Grant Wiggins, the protagonist, is also the novel’s primary narrator, so it is chiefly his thoughts that the reader audits. He is a seeker cut adrift from his communal moorings by his education, which, ironically, seems to limit rather than expand his options. Given his time and place, he can be little other than a teacher, but his doubts about the value of trying to help the quarter children make him harsh and perfunctory, almost a martinet. Initially, he seems destined to fulfill the fate that Matthew Antoine has told him is in store for him, to become “the nigger” he was “born to be.” For Grant, Jefferson’s plight is all too typical of what a young, ignorant black male might expect in a white man’s world, and Grant sees little point in trying to help him. He gradually warms up to his charge, however, not so much from the moral cross Tante Lou has tried to make him shoulder as his desire to prove Sheriff Guidry and others wrong. Blinded by pride, palpable resentment, and doubt, Grant does not fully understand that, in helping Jefferson, he has set out on his own spiritual odyssey, one that finally proves Matthew Antoine wrong. The reader understands, however, and knows that Paul’s visit to the quarter, made from respect and admiration for Grant, signals an enduring, hopeful change.

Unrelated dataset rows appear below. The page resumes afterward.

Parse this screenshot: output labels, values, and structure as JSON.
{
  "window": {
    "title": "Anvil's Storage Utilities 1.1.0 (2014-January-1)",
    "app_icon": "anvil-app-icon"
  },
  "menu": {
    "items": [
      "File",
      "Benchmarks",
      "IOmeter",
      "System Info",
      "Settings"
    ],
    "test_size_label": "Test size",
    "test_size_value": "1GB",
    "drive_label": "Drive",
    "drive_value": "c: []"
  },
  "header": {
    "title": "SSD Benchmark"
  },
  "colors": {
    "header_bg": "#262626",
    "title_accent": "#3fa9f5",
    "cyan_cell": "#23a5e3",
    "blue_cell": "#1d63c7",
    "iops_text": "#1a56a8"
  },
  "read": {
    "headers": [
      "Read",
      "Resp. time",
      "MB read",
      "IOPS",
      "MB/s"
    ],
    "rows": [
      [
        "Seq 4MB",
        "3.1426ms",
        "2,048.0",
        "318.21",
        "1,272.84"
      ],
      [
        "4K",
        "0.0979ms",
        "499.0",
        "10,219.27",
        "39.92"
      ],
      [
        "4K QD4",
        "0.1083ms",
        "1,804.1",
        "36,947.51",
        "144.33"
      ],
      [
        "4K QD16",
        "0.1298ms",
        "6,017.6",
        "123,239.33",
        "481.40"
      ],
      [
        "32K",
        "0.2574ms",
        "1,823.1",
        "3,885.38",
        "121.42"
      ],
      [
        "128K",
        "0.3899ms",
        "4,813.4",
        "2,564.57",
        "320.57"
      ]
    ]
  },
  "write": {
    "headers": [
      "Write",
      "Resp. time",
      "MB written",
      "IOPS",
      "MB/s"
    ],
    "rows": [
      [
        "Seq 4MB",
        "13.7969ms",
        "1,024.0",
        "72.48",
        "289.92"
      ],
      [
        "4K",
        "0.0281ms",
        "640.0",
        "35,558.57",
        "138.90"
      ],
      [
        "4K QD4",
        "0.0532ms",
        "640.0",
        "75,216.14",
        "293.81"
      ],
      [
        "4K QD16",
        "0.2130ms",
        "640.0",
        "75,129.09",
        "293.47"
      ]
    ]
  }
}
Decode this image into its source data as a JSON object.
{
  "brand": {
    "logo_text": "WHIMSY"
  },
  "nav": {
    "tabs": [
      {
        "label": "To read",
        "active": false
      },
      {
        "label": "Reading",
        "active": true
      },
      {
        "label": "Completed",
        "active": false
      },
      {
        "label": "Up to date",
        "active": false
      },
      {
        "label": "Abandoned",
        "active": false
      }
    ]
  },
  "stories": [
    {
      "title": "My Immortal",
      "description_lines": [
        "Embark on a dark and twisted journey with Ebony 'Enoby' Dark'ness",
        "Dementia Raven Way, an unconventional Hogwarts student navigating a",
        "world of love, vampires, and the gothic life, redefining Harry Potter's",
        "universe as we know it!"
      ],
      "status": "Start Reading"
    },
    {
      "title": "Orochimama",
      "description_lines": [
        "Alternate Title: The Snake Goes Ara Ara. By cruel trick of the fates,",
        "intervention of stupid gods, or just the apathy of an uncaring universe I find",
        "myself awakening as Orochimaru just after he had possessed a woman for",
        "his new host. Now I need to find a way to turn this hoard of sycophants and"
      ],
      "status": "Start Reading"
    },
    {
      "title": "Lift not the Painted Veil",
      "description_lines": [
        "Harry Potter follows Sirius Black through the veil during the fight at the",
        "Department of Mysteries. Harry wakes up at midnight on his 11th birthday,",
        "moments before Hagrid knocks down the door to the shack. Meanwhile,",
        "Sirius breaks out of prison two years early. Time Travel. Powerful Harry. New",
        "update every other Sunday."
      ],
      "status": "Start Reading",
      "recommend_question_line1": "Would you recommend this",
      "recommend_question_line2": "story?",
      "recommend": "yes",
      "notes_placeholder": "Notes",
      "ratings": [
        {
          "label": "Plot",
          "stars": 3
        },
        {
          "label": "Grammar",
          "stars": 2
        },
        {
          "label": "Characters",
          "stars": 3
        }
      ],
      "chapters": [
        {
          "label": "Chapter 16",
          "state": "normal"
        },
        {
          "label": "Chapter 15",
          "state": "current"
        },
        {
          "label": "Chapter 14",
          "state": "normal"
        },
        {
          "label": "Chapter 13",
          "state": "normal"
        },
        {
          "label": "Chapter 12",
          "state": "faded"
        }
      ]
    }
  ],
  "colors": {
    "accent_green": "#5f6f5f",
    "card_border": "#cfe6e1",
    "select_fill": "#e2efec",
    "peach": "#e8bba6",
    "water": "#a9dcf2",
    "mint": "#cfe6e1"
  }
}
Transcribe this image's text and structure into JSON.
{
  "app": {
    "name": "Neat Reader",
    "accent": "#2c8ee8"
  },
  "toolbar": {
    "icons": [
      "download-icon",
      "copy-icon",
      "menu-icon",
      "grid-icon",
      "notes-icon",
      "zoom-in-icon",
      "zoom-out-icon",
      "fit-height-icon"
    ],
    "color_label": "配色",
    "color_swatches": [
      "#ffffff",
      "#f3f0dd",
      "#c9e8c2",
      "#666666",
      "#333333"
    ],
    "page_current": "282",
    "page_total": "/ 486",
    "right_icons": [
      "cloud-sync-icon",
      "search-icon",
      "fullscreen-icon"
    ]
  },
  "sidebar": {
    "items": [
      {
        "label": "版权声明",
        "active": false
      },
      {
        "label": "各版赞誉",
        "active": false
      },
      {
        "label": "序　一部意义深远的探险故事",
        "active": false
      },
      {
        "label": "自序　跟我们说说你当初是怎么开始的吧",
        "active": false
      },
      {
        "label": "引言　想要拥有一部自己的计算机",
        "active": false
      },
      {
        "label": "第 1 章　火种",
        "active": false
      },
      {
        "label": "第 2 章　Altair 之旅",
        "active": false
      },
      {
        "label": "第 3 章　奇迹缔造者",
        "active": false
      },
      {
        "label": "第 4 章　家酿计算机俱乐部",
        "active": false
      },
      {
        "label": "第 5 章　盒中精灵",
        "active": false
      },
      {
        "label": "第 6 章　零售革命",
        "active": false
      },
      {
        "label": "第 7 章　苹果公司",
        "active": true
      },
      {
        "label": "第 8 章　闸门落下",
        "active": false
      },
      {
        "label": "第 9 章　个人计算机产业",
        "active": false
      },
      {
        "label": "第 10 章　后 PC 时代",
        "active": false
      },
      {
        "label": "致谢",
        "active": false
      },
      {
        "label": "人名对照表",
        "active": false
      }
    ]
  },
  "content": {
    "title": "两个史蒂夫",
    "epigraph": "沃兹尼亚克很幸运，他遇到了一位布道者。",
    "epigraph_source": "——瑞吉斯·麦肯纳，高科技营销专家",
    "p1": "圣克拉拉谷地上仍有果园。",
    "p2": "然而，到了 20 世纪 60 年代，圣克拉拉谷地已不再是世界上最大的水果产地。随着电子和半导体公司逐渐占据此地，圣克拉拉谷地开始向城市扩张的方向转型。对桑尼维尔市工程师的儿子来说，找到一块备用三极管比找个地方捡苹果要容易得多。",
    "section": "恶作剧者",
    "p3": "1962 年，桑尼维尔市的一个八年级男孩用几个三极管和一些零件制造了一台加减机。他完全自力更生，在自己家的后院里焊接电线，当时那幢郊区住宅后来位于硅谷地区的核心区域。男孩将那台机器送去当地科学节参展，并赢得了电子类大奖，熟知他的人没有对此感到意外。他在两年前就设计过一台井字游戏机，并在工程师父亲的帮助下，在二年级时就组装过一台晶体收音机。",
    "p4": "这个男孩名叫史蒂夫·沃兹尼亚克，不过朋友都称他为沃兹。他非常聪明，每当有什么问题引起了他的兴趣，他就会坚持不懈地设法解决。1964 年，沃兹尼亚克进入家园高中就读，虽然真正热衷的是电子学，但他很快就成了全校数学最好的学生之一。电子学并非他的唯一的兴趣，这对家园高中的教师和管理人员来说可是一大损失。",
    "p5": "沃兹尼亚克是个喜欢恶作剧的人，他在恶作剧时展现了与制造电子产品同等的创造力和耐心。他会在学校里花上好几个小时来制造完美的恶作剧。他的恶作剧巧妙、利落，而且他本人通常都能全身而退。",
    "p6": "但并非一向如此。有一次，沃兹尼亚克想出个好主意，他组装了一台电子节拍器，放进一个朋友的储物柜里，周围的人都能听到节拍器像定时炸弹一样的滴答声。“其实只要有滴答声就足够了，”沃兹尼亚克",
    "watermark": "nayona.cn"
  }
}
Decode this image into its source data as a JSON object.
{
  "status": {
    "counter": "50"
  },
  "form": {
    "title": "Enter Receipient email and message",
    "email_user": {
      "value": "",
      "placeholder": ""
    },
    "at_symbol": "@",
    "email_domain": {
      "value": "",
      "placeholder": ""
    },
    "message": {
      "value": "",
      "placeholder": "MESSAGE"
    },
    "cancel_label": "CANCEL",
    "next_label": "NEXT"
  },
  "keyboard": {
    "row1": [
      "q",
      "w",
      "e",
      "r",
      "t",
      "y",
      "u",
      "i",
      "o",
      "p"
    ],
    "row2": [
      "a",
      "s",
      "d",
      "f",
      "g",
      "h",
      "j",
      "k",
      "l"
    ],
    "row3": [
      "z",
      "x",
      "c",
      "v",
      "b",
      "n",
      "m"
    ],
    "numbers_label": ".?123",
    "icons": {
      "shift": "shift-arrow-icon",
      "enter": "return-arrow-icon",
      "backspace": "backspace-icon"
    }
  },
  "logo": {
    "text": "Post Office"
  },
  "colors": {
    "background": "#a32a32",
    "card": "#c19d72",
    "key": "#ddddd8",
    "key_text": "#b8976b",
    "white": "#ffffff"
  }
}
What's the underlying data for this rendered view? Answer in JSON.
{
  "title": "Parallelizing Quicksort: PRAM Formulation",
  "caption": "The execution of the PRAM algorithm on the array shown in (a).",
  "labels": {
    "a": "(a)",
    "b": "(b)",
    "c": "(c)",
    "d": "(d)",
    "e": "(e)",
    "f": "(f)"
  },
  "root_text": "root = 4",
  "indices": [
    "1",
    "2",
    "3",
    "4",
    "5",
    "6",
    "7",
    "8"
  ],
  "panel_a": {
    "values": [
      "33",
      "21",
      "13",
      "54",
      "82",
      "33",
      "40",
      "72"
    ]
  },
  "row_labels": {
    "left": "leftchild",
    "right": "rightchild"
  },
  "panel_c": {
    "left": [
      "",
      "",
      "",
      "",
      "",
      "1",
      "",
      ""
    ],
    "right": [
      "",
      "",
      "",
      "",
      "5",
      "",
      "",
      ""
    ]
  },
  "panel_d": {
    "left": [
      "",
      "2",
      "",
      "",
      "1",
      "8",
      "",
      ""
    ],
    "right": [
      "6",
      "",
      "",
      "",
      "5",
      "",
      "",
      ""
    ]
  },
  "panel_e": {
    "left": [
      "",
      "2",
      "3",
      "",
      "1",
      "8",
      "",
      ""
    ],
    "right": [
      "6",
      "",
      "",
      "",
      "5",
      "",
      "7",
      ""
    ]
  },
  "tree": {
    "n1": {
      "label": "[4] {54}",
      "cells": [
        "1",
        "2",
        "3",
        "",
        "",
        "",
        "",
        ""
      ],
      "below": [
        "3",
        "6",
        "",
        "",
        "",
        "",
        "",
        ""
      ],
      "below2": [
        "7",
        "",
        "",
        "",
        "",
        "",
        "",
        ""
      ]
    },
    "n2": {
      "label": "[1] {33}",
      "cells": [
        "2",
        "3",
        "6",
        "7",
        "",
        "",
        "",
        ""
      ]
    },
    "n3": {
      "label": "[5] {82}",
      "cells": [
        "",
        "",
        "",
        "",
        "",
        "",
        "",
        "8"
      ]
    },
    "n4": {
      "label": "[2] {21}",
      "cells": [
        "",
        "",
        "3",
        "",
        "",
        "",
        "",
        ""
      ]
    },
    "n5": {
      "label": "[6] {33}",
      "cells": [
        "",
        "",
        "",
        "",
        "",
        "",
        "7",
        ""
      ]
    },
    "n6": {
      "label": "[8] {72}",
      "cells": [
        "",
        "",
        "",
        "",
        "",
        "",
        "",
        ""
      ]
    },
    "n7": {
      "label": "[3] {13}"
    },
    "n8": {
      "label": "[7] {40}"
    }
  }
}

Although Grant is hostile to Tante Lou’s moral arm-twisting, she is the first important catalyst in his transformation. She will not let Grant wheedle out...
(The entire section is 507 words.)
Characters Discussed (Cyclopedia of Literary Characters, Revised Third Edition)
Grant Wiggins, who grew up in the “quarters” and has returned from a California university to teach “reading, writing, and ’rithmetic” in the plantation school. As a first-person narrator in a plot progression that is both bitter and humorous, Grant is not altogether admirable. Struggling with individual and communal concerns, he behaves from a perspective of superiority. In tragic and comedic episodes, he exhibits an ironic detachment that is neither naïve nor dispassionate but perplexingly veiled. His self-deprecatory and contemptuous voice disguises skepticism and uncertainty. Only reluctantly does he attempt the role of secular priest to a convicted man.
Jefferson, a reluctant participant in a liquor store shoot-out in which three persons are killed: Brother and Bear (the robbers) and Alcee Grope (the white owner). As the lone survivor, Jefferson is accused of planning the robbery and of murder. At his trial, the defense attorney contends that Jefferson is incapable of premeditated murder even though he behaved “like a fool” or “a cornered animal.” To the outrage of Jefferson’s godmother and significant others in the “quarters,” the lawyer further argues, “Why, I could just as soon put a hog in the electric chair as this.” Jefferson is sentenced by a panel of twelve white men to death by electrocution. Enduring the drab conditions of incarceration, Jefferson...
(The entire section is 468 words.)